▶ Description of the task:
If a line in the data below includes the string "text", please return a copy of it.
● ● ● ●
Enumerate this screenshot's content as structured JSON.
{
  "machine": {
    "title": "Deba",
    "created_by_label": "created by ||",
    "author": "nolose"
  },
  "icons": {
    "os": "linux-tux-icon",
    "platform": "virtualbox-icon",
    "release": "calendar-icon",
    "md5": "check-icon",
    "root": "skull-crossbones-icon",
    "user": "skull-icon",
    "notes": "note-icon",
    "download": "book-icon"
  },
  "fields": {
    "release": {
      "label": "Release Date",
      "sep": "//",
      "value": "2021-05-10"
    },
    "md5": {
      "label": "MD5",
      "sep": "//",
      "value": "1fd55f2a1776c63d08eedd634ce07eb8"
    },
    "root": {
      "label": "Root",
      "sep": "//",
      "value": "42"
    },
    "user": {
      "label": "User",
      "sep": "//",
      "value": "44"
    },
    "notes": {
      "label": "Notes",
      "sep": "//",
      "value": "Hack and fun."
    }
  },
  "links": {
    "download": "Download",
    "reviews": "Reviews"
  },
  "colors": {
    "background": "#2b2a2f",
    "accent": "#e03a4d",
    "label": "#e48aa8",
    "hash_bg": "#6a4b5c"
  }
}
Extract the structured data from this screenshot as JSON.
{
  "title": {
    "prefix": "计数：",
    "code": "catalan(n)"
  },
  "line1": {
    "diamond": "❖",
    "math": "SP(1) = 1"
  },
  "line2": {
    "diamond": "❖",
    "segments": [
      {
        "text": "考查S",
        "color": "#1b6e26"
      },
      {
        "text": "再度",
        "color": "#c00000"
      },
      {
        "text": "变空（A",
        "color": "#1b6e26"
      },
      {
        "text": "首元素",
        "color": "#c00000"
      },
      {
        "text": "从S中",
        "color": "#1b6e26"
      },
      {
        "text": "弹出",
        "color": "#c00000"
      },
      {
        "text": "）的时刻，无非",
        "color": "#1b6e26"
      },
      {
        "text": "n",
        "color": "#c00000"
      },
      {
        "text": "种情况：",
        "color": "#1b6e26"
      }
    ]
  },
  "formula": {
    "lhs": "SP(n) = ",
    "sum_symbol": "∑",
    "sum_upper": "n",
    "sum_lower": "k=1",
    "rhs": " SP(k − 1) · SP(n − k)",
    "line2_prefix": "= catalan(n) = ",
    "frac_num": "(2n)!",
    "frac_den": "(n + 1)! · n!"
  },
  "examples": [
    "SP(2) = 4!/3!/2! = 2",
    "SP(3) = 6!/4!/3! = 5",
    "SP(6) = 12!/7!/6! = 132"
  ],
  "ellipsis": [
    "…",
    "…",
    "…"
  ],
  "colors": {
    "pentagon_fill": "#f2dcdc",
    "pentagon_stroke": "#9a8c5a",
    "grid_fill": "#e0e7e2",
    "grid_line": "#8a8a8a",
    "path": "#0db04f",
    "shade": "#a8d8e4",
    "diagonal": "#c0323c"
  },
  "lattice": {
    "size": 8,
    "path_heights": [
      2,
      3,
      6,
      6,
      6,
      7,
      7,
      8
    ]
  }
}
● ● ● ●
▶ Exercise answer:
        "text": "考查S",
        "text": "再度",
        "text": "变空（A",
        "text": "首元素",
        "text": "从S中",
        "text": "弹出",
        "text": "）的时刻，无非",
        "text": "n",
        "text": "种情况：",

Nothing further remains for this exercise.